Southern Gospel Journal welcomes letters to the editor. We will post the most thoughtful and insightful submissions. Ground rules: Don't attack or belittle groups or fellow posters, or advance heresies rejected by orthodox Christianity. Do keep comments positive, constructive, and on topic.
  1. I think this disc and the hymns recording were both mainline releases released simultaneously. Unlike most groups, I don’t believe their hymns project was treated like a budget side project.
    This recording didn’t thrill me. It is a shame The Place I’m Longing To Go and Resurrection Morn were not singles–the 2 strongest on the last disc.

    • I do agree that “Resurrection Morn” and “The Place I’m Longing To Go” should have been singles.

  2. Collectively, The Collingsworth’s music (to me) is always a “notch above” in the arrangements/harmonies/vocals/spiritual-ness departments.

  3. Couldn’t agree more!
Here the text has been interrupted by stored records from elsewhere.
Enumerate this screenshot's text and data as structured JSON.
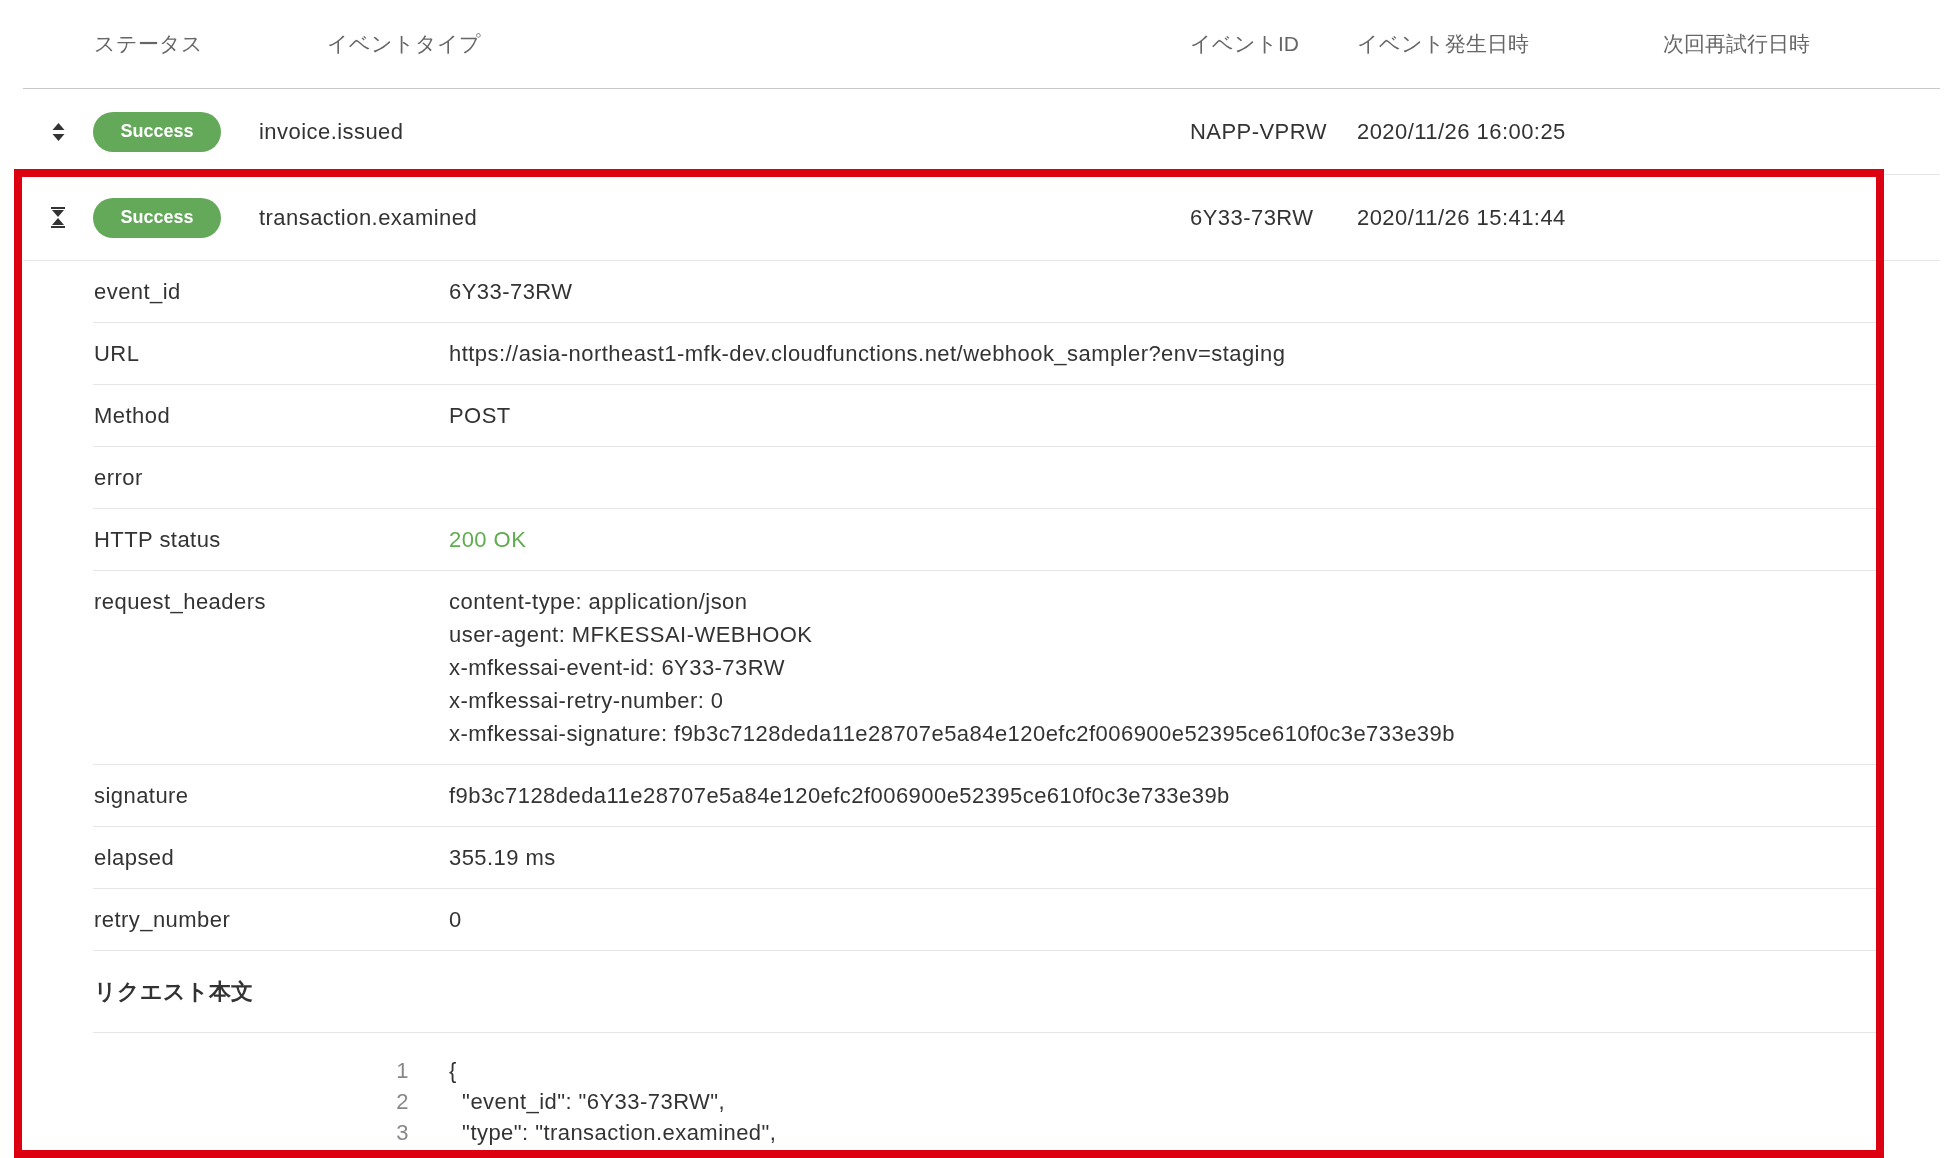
{
  "table": {
    "columns": [
      "ステータス",
      "イベントタイプ",
      "イベントID",
      "イベント発生日時",
      "次回再試行日時"
    ],
    "rows": [
      {
        "expanded": false,
        "highlighted": false,
        "status": "Success",
        "event_type": "invoice.issued",
        "event_id": "NAPP-VPRW",
        "occurred_at": "2020/11/26 16:00:25"
      },
      {
        "expanded": true,
        "highlighted": true,
        "status": "Success",
        "event_type": "transaction.examined",
        "event_id": "6Y33-73RW",
        "occurred_at": "2020/11/26 15:41:44",
        "details": {
          "fields": [
            {
              "label": "event_id",
              "value": "6Y33-73RW"
            },
            {
              "label": "URL",
              "value": "https://asia-northeast1-mfk-dev.cloudfunctions.net/webhook_sampler?env=staging"
            },
            {
              "label": "Method",
              "value": "POST"
            },
            {
              "label": "error"
            },
            {
              "label": "HTTP status",
              "value": "200 OK",
              "color": "#5fad4e"
            },
            {
              "label": "request_headers",
              "lines": [
                "content-type: application/json",
                "user-agent: MFKESSAI-WEBHOOK",
                "x-mfkessai-event-id: 6Y33-73RW",
                "x-mfkessai-retry-number: 0",
                "x-mfkessai-signature: f9b3c7128deda11e28707e5a84e120efc2f006900e52395ce610f0c3e733e39b"
              ]
            },
            {
              "label": "signature",
              "value": "f9b3c7128deda11e28707e5a84e120efc2f006900e52395ce610f0c3e733e39b"
            },
            {
              "label": "elapsed",
              "value": "355.19 ms"
            },
            {
              "label": "retry_number",
              "value": "0"
            }
          ],
          "request_body": {
            "title": "リクエスト本文",
            "lines": [
              {
                "number": "1",
                "text": "{"
              },
              {
                "number": "2",
                "text": "  \"event_id\": \"6Y33-73RW\","
              },
              {
                "number": "3",
                "text": "  \"type\": \"transaction.examined\","
              }
            ]
          }
        }
      }
    ]
  }
}
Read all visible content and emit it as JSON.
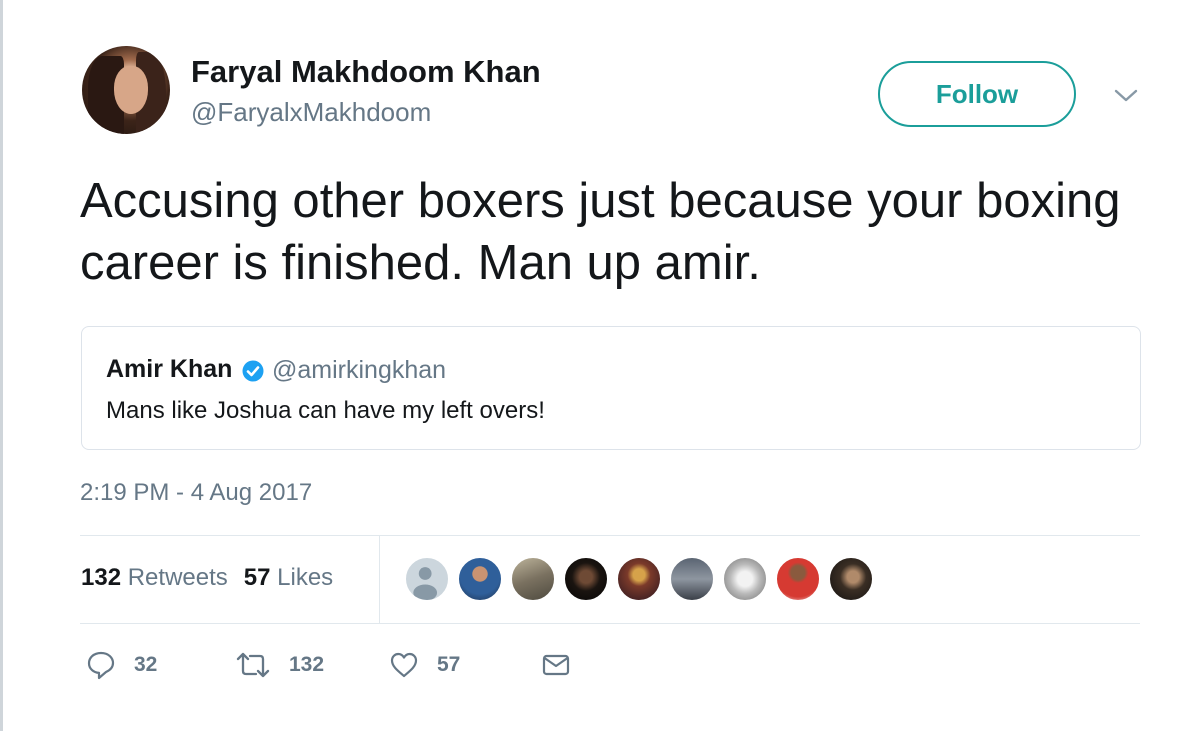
{
  "author": {
    "name": "Faryal Makhdoom Khan",
    "handle": "@FaryalxMakhdoom"
  },
  "follow_label": "Follow",
  "tweet_text": "Accusing other boxers just because your boxing career is finished. Man up amir.",
  "quoted": {
    "name": "Amir Khan",
    "handle": "@amirkingkhan",
    "text": "Mans like Joshua can have my left overs!"
  },
  "timestamp": "2:19 PM - 4 Aug 2017",
  "stats": {
    "retweets_count": "132",
    "retweets_label": "Retweets",
    "likes_count": "57",
    "likes_label": "Likes"
  },
  "actions": {
    "reply_count": "32",
    "retweet_count": "132",
    "like_count": "57"
  },
  "colors": {
    "accent": "#1b9e9a",
    "verified": "#1da1f2",
    "muted": "#657786"
  }
}
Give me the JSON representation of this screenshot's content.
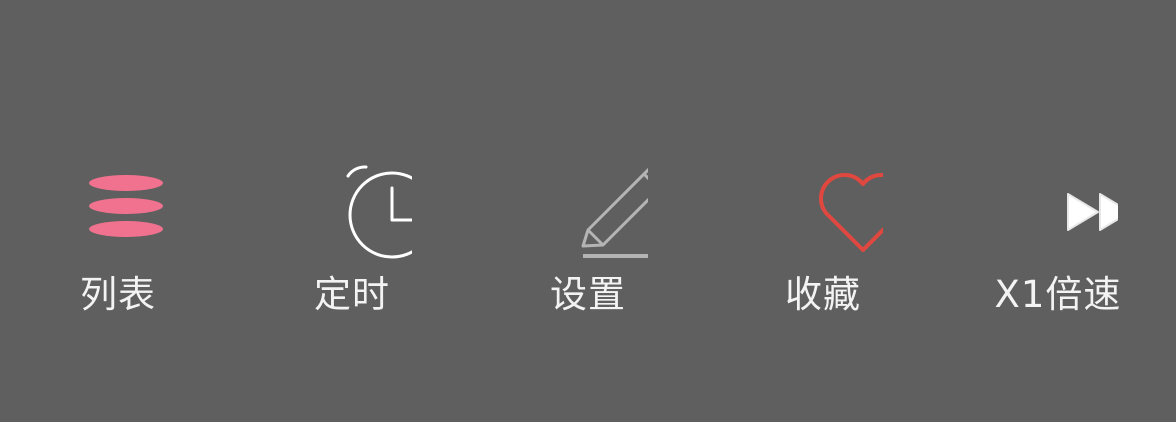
{
  "colors": {
    "background": "#5f5f5f",
    "label": "#f3f3f3",
    "list_icon": "#f0728f",
    "timer_icon": "#ffffff",
    "settings_icon": "#b4b4b4",
    "favorite_icon": "#e0483f",
    "speed_icon": "#ffffff"
  },
  "toolbar": {
    "items": [
      {
        "label": "列表",
        "icon": "list-icon"
      },
      {
        "label": "定时",
        "icon": "alarm-clock-icon"
      },
      {
        "label": "设置",
        "icon": "pencil-icon"
      },
      {
        "label": "收藏",
        "icon": "heart-icon"
      },
      {
        "label": "X1倍速",
        "icon": "fast-forward-icon"
      }
    ]
  }
}
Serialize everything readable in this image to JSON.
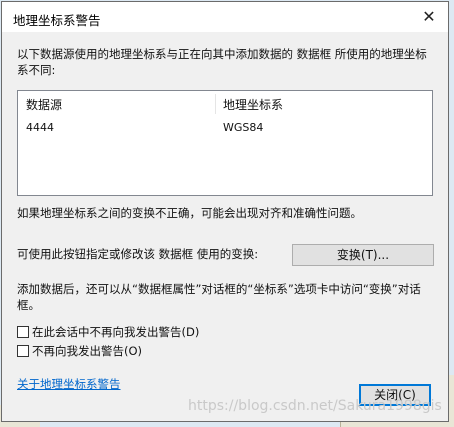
{
  "window": {
    "title": "地理坐标系警告",
    "close_glyph": "✕"
  },
  "intro_text": "以下数据源使用的地理坐标系与正在向其中添加数据的 数据框 所使用的地理坐标系不同:",
  "table": {
    "columns": [
      "数据源",
      "地理坐标系"
    ],
    "rows": [
      [
        "4444",
        "WGS84"
      ]
    ]
  },
  "warning_text": "如果地理坐标系之间的变换不正确，可能会出现对齐和准确性问题。",
  "transform_hint": "可使用此按钮指定或修改该 数据框 使用的变换:",
  "transform_button": "变换(T)...",
  "explain_text": "添加数据后，还可以从“数据框属性”对话框的“坐标系”选项卡中访问“变换”对话框。",
  "checkboxes": [
    {
      "label": "在此会话中不再向我发出警告(D)",
      "checked": false
    },
    {
      "label": "不再向我发出警告(O)",
      "checked": false
    }
  ],
  "about_link": "关于地理坐标系警告",
  "close_button": "关闭(C)",
  "watermark": "https://blog.csdn.net/Sakura1998gis"
}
  4. What the Collingsworths really need is the great SONGS to live up to the great SINGING!